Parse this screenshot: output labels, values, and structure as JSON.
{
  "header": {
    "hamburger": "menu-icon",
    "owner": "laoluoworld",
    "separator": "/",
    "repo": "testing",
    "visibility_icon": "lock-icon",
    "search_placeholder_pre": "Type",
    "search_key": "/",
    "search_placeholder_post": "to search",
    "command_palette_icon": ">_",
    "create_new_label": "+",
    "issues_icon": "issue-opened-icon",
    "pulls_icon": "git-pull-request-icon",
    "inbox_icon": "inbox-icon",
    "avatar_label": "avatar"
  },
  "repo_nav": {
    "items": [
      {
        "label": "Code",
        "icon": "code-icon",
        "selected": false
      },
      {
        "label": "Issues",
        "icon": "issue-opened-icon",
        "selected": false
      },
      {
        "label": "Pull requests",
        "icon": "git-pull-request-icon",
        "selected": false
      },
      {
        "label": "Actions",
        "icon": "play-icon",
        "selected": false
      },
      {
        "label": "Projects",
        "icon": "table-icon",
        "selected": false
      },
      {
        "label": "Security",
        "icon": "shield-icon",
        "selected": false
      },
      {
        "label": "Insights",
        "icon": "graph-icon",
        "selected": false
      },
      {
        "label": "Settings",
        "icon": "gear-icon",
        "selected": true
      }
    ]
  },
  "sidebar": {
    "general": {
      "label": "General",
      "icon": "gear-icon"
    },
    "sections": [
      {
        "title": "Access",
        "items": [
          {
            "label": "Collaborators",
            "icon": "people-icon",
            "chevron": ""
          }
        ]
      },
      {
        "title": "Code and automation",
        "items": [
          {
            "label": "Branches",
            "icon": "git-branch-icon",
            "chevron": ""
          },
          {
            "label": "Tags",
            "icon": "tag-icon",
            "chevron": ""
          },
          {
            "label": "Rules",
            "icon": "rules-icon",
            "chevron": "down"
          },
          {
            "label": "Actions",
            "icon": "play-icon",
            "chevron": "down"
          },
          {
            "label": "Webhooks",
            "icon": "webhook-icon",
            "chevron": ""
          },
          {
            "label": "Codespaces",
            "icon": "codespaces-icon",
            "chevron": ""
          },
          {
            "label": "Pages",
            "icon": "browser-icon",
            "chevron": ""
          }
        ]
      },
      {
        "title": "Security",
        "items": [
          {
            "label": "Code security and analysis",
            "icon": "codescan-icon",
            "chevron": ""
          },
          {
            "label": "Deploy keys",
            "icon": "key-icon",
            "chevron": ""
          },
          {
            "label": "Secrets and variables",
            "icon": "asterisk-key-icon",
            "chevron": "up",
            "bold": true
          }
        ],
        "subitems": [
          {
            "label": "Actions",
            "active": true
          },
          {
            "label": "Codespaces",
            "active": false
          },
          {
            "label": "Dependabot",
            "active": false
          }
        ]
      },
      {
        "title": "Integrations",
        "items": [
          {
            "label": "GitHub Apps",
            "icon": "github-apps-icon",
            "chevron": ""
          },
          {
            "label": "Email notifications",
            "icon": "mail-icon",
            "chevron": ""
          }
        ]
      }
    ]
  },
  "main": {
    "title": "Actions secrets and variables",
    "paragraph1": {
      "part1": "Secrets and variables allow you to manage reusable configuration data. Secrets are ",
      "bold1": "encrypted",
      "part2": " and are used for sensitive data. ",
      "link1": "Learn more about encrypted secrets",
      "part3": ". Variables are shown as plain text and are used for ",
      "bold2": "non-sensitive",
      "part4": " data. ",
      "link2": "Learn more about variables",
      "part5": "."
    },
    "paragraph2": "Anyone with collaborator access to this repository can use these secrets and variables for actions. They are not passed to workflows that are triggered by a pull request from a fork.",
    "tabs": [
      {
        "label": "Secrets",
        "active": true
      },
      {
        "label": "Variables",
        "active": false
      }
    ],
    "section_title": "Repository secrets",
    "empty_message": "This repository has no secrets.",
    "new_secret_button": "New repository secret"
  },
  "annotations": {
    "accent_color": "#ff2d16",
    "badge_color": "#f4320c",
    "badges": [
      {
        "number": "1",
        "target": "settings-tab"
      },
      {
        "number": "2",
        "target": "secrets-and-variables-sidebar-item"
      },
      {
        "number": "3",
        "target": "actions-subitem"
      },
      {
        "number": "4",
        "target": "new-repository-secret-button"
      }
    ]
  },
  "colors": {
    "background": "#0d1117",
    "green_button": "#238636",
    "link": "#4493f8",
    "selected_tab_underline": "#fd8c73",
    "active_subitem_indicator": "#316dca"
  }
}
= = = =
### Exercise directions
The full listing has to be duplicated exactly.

### Response for this exercise
Parse this screenshot: output labels, values, and structure as JSON.
{
  "header": {
    "hamburger": "menu-icon",
    "owner": "laoluoworld",
    "separator": "/",
    "repo": "testing",
    "visibility_icon": "lock-icon",
    "search_placeholder_pre": "Type",
    "search_key": "/",
    "search_placeholder_post": "to search",
    "command_palette_icon": ">_",
    "create_new_label": "+",
    "issues_icon": "issue-opened-icon",
    "pulls_icon": "git-pull-request-icon",
    "inbox_icon": "inbox-icon",
    "avatar_label": "avatar"
  },
  "repo_nav": {
    "items": [
      {
        "label": "Code",
        "icon": "code-icon",
        "selected": false
      },
      {
        "label": "Issues",
        "icon": "issue-opened-icon",
        "selected": false
      },
      {
        "label": "Pull requests",
        "icon": "git-pull-request-icon",
        "selected": false
      },
      {
        "label": "Actions",
        "icon": "play-icon",
        "selected": false
      },
      {
        "label": "Projects",
        "icon": "table-icon",
        "selected": false
      },
      {
        "label": "Security",
        "icon": "shield-icon",
        "selected": false
      },
      {
        "label": "Insights",
        "icon": "graph-icon",
        "selected": false
      },
      {
        "label": "Settings",
        "icon": "gear-icon",
        "selected": true
      }
    ]
  },
  "sidebar": {
    "general": {
      "label": "General",
      "icon": "gear-icon"
    },
    "sections": [
      {
        "title": "Access",
        "items": [
          {
            "label": "Collaborators",
            "icon": "people-icon",
            "chevron": ""
          }
        ]
      },
      {
        "title": "Code and automation",
        "items": [
          {
            "label": "Branches",
            "icon": "git-branch-icon",
            "chevron": ""
          },
          {
            "label": "Tags",
            "icon": "tag-icon",
            "chevron": ""
          },
          {
            "label": "Rules",
            "icon": "rules-icon",
            "chevron": "down"
          },
          {
            "label": "Actions",
            "icon": "play-icon",
            "chevron": "down"
          },
          {
            "label": "Webhooks",
            "icon": "webhook-icon",
            "chevron": ""
          },
          {
            "label": "Codespaces",
            "icon": "codespaces-icon",
            "chevron": ""
          },
          {
            "label": "Pages",
            "icon": "browser-icon",
            "chevron": ""
          }
        ]
      },
      {
        "title": "Security",
        "items": [
          {
            "label": "Code security and analysis",
            "icon": "codescan-icon",
            "chevron": ""
          },
          {
            "label": "Deploy keys",
            "icon": "key-icon",
            "chevron": ""
          },
          {
            "label": "Secrets and variables",
            "icon": "asterisk-key-icon",
            "chevron": "up",
            "bold": true
          }
        ],
        "subitems": [
          {
            "label": "Actions",
            "active": true
          },
          {
            "label": "Codespaces",
            "active": false
          },
          {
            "label": "Dependabot",
            "active": false
          }
        ]
      },
      {
        "title": "Integrations",
        "items": [
          {
            "label": "GitHub Apps",
            "icon": "github-apps-icon",
            "chevron": ""
          },
          {
            "label": "Email notifications",
            "icon": "mail-icon",
            "chevron": ""
          }
        ]
      }
    ]
  },
  "main": {
    "title": "Actions secrets and variables",
    "paragraph1": {
      "part1": "Secrets and variables allow you to manage reusable configuration data. Secrets are ",
      "bold1": "encrypted",
      "part2": " and are used for sensitive data. ",
      "link1": "Learn more about encrypted secrets",
      "part3": ". Variables are shown as plain text and are used for ",
      "bold2": "non-sensitive",
      "part4": " data. ",
      "link2": "Learn more about variables",
      "part5": "."
    },
    "paragraph2": "Anyone with collaborator access to this repository can use these secrets and variables for actions. They are not passed to workflows that are triggered by a pull request from a fork.",
    "tabs": [
      {
        "label": "Secrets",
        "active": true
      },
      {
        "label": "Variables",
        "active": false
      }
    ],
    "section_title": "Repository secrets",
    "empty_message": "This repository has no secrets.",
    "new_secret_button": "New repository secret"
  },
  "annotations": {
    "accent_color": "#ff2d16",
    "badge_color": "#f4320c",
    "badges": [
      {
        "number": "1",
        "target": "settings-tab"
      },
      {
        "number": "2",
        "target": "secrets-and-variables-sidebar-item"
      },
      {
        "number": "3",
        "target": "actions-subitem"
      },
      {
        "number": "4",
        "target": "new-repository-secret-button"
      }
    ]
  },
  "colors": {
    "background": "#0d1117",
    "green_button": "#238636",
    "link": "#4493f8",
    "selected_tab_underline": "#fd8c73",
    "active_subitem_indicator": "#316dca"
  }
}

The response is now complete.